On the Trail
Eastern Wyoming is an endless landscape of arid grassland dotted with the occasional antelope and constant invasion of oil companies, coal processing plants, and signs that read “blast area — stay clear of orange cloud”. Alongside these signs, historical markers note various cattle drive and settler paths, mythologized memories of cows, cowboys, and covered wagons that stole their way across this land.
The advent of barbed wire divided the open range, inspiring sentimental country songs lamenting the lost “golden age” of Western expansion. The dry, rolling grassland was roped and restrained by spools of wire and posts — compartmentalized, contained, and cast away. But in the Western mindset of “waste not, want not”, the discovery of shale once again brings people and employment to the area — a feast or famine lifestyle of long hours, big trucks, and cheap drugs. Jobs, people, money appear as a mirage in the desert, only to disappear at the crest of the next hill.
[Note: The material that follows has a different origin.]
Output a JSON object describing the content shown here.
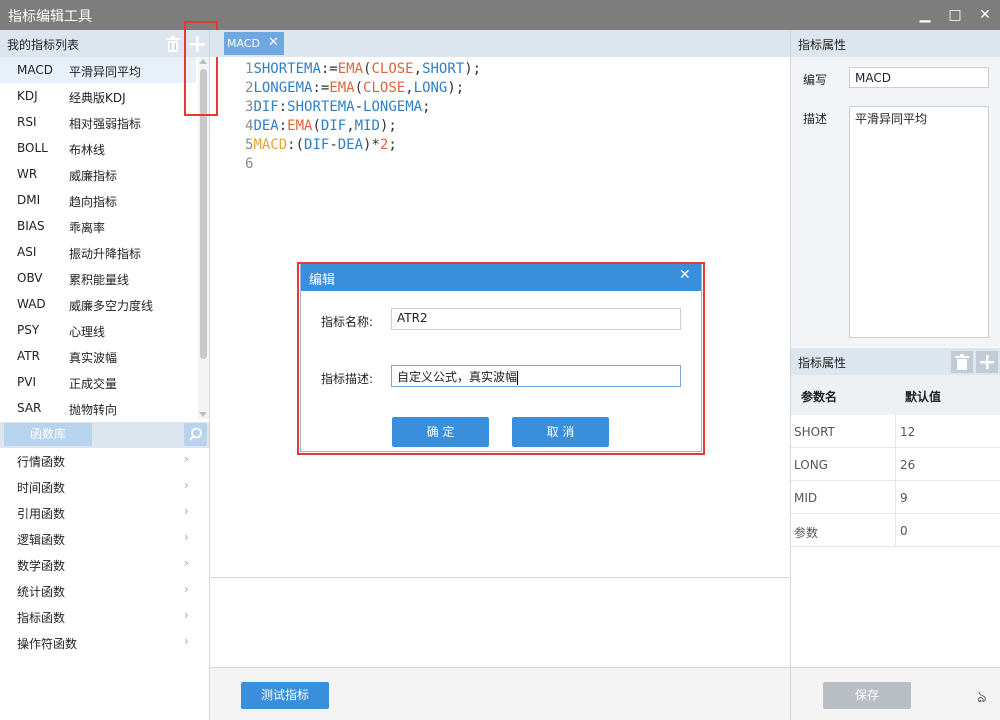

When every last bit of oil is squeezed, squelched, and squandered, the modular houses with lawns of dirt pack up and blow away on the wind and the diesel trucks rumble on to the next boom town beyond the sunset.